Pictured is a signpost for a farm in St Jean de Sixt called “Milk et Bouse”. Okay, the “Milk” part is in English, but the rest is French. What do you imagine the French part means? “Et” is simply “and”, but before I tell you the rest, let’s consider the options.
The sign shows a smiling cow, and her name is probably Margeurite — the French equivalent of Daisy the cow in Engish. But the sign doesn’t say “Milk et Margeurite”.
There are some yellow flowers being eaten by Margeurite, but I don’t know of any flowers called “Bouse” so we can rule them out too.
Of course, in English, “booze” (how “Bouse” is pronounced by the French) is an alternative word for alcohol. A farm called “Milk and Booze” would be alright: fresh creamy cocktails anyone? But bouse is not booze is so hold that thought.

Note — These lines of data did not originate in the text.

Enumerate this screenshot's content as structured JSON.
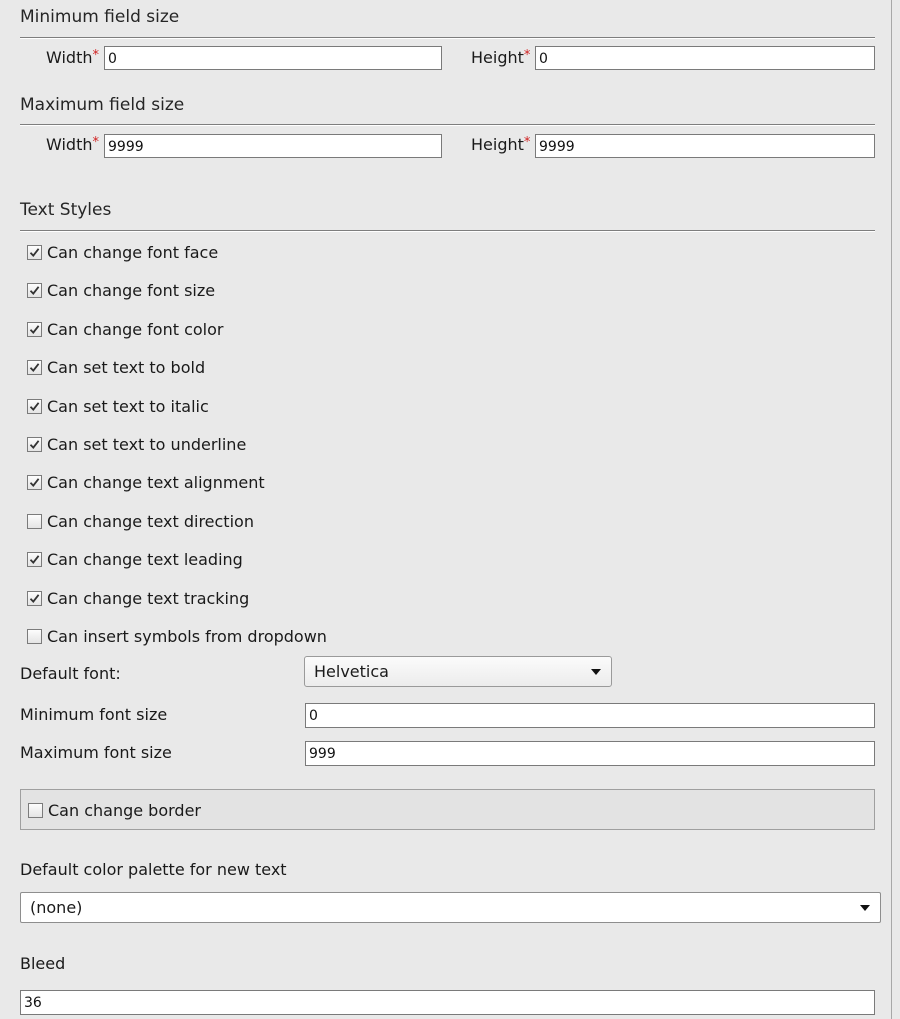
{
  "min_size": {
    "title": "Minimum field size",
    "width_label": "Width",
    "width_value": "0",
    "height_label": "Height",
    "height_value": "0",
    "required_mark": "*"
  },
  "max_size": {
    "title": "Maximum field size",
    "width_label": "Width",
    "width_value": "9999",
    "height_label": "Height",
    "height_value": "9999",
    "required_mark": "*"
  },
  "text_styles": {
    "title": "Text Styles",
    "options": [
      {
        "label": "Can change font face",
        "checked": true
      },
      {
        "label": "Can change font size",
        "checked": true
      },
      {
        "label": "Can change font color",
        "checked": true
      },
      {
        "label": "Can set text to bold",
        "checked": true
      },
      {
        "label": "Can set text to italic",
        "checked": true
      },
      {
        "label": "Can set text to underline",
        "checked": true
      },
      {
        "label": "Can change text alignment",
        "checked": true
      },
      {
        "label": "Can change text direction",
        "checked": false
      },
      {
        "label": "Can change text leading",
        "checked": true
      },
      {
        "label": "Can change text tracking",
        "checked": true
      },
      {
        "label": "Can insert symbols from dropdown",
        "checked": false
      }
    ]
  },
  "default_font": {
    "label": "Default font:",
    "value": "Helvetica"
  },
  "min_font_size": {
    "label": "Minimum font size",
    "value": "0"
  },
  "max_font_size": {
    "label": "Maximum font size",
    "value": "999"
  },
  "border": {
    "label": "Can change border",
    "checked": false
  },
  "palette": {
    "label": "Default color palette for new text",
    "value": "(none)"
  },
  "bleed": {
    "label": "Bleed",
    "value": "36"
  },
  "colors": {
    "background": "#e9e9e9",
    "required": "#d02020",
    "checkmark": "#333333"
  }
}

“Bouse” is cow effluent.
The farm is pretty much called “Milk and poo”. Appetizing hey?
You might be more familiar with it in its liquid spray form: it’s that smell in the fields just before the first snow falls late in the year, and just after it’s all melted away each spring. Trucks spray the bouse in the pastures, turning them from green to brown and stinky for days.
So, milk and bouse cocktail anyone? You can have mine.